Supervisors: Dr Phil Boland (firstname.lastname@example.org) and Dr. Brendan Murtagh (email@example.com)

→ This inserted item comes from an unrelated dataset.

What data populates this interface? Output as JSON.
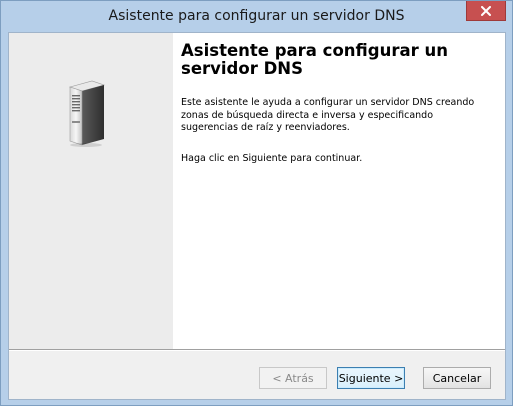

The most recent and fascinating debate in cultural studies concerns the purported curing qualities of culture. This relates to the claim that cultural planning, and more specifically cultural events, are not only an ‘economic resource’ (i.e. jobs, tourism, and investment) but also a resource enabling peace and reconciliation to occur within divided societies. This was most evident in Northern Ireland when Derry-Londonderry became the UK’s first City of Culture in 2013; CoC aimed to deliver economic improvement to a depressed local economy and also bring the conflictual communities (Catholic-Nationalist and Protestant-Unionist) closer together through cultural activity, exchange and enactment. In 2017 Pafos will be European Capital of Culture, and like Derry-Londonderry Pafos is part of a territory that is divided (between Greek and Turkish Cypriots). This project seeks to analyse the curing qualities of culture – economically, socially and politically – in both cities and more specifically what this means for future cities of culture, and the role of culture in divided territories. Recent research on Derry-Londonderry (Boland, Murtagh and Shirlow, 2016) reveals positive impacts in terms of culture as a peace resource but less effectiveness on the economy. Given this, important research questions emerge for future cities of culture more generally and Pafos in particular:
- What are the long term legacies of Derry-Londonderry?
- What lessons can Pafos, and other cities of culture, learn from Derry-Londonderry?
- Is there too much importance attached to the curing qualities of culture?
- Should policy makers be more realistic about culture as an economic resource?